Book Review: A French Wedding, by Hannah Tunnicliffe

Available in bookshops nationwide.

cv_a_french_weddingTo celebrate his 40th birthday, rock star Max arranges a big weekend with his closest friends. Although they don’t see each other as much these days, they remain as close knit as they were when they met back at art college in the 90s.

They arrive at his fabulous house in France, eager to enjoy a weekend of reconnecting and reminiscing the glory days of their youth. Ever the rock star – cocky, wild and leader of the gang and struggling with addiction, Max may still have the girls swarming around him, but only one has ever had his heart. His kindred spirit, Helen. Troubled and wild like him, she arrives with her half-sister Soleil, who does not fall for Max’s rock n roll charm.

Nina and Lars, two of the gang who paired up, arrive with their teenage daughter Sophie. Tensions between mother and daughter are clear. Rosie arrives without her three sons, but with husband Hugo. A surgeon, he is conservative and safe, everything Rosie thought she wanted. Hugo most definitely does not fit in with this bohemian crowd. The final member of the gang is Eddie, who arrives with Beth, his latest, younger girlfriend.

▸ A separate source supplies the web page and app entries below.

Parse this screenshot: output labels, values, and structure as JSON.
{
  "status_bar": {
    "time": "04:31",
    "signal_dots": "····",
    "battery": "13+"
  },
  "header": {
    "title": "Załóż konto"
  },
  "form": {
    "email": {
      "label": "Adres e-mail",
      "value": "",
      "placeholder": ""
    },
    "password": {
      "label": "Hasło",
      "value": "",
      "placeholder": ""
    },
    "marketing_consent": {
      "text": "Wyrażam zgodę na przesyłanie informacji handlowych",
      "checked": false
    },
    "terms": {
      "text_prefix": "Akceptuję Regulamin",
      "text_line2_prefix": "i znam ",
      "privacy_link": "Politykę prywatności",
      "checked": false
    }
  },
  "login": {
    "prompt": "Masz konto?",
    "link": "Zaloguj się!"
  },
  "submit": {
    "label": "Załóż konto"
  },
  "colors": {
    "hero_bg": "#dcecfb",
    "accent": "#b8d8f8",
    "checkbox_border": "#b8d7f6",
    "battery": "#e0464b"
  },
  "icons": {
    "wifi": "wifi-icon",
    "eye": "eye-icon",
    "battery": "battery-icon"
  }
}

Also at the house for the weekend is local villager Juliette, employed by Max as his cook/housekeeper. Once a celebrated rising chef and owner of a popular restaurant in Paris, Juliette has returned to the village to heal.

Much of the story is told from Juliette’s view point as she observes the various interactions between the group. She notices the strained exchanges between husband and wife, the quiet angst of the teenager and the concern of friends for one another. As she serves up one glorious feast after another, along with some advice, she finds herself drawn into the dynamics of the group and becomes part of the team. Other pieces of the tale are delivered in flashbacks, both from Max and Juliette, and this worked well to reveal more about the characters current situations.

Throughout the weekend, events begin to escalate, leading them all towards truths some would have preferred kept hidden but which need to be acknowledged and faced. A sudden dash to Paris took both the characters and myself by surprise; leading to a refreshing scenario that I had not seen coming.

The tale ends with a wedding a year later, everyone again gathers at Max’s house. We revisit Juliette, now in her happy place as owner of the village bakery and doing well. As for who is getting married, again a nice turn that I didn’t see coming, although the clues were in place.

This is a tale of a weekend of change, of reflection and facing truths. An enjoyable read for the personalities and lives contained within and the fun moments of reminiscing (anyone who was a teen in the 90s will love the familiar music referenced).

Reviewed by Vanessa Hatley-Owen

A French Wedding
by Hannah Tunnicliffe
Published by Macmillan, 2016
ISBN 9781743548103

 

Book Review: Season of Salt and Honey, by Hannah Tunnicliffe

cv_season_of_salt_and_honeyAvailable in bookstores nationwide.

The author of this book, Hannah Tunnicliffe is a New Zealander, but has lived all over the world. She currently lives in New Zealand and is the founder and co-author of a blog called Fork and Fiction, which encompasses her two loves – books and food. This is Hannah’s second novel, her first being The Colour of Tea.

Okay this is a love story and follows that trope for part of the book, but it also involves an Italian family and recipes for gorgeous Italian food. I was salivating while reading the recipes. Having travelled through Italy, sampling food and wine wherever we went, I really enjoyed this book. It is light, sad in places and funny.

The heroine in this story goes by the name of Francesca (Frankie) Caputo. Frankie is the eldest daughter of Italian parents who immigrated to the United States. Her sister Bella (Isabella) is estranged from the family. Frankie’s parents, being Italian, of course means a rather large extended family; aunts, uncles and cousins. They at times seem interfering and just far too intrusive with family gatherings always being incredibly noisy, to the point where you can’t hear yourself think and lots of lovingly prepared food.Frankie meets the boy of her dreams – Alex Gardner. They plan to marry and live happily ever after, but a freak accident while surfing changes these plans and throws Frankie’s life into turmoil.

The story continues with Frankie sad, grieving and not coping with friends and family’s well intentioned “help”, and driving out to Alex’s favourite place to escape – an abandoned cabin owned by the Gardner family. Her neighbours are curious about her and slowly she starts to recover becoming part of the local community. She discovers things about herself that she wasn’t aware of before. Frankie becomes stronger, dealing with situations that before she found difficult.

I found myself hooked on this book to the point that I couldn’t put it down. Would I recommend this book? Well yes, because it’s a bit of escapism, with a nip or two of sadness saving itself from any danger of similarity to other stories, with wonderful colourful characters and of course, mouth-watering recipes.

Reviewed by Christine Frayling

Season of Salt and Honey 
by Hannah Tunnicliffe
Published by Macmillan
ISBN 9781742612416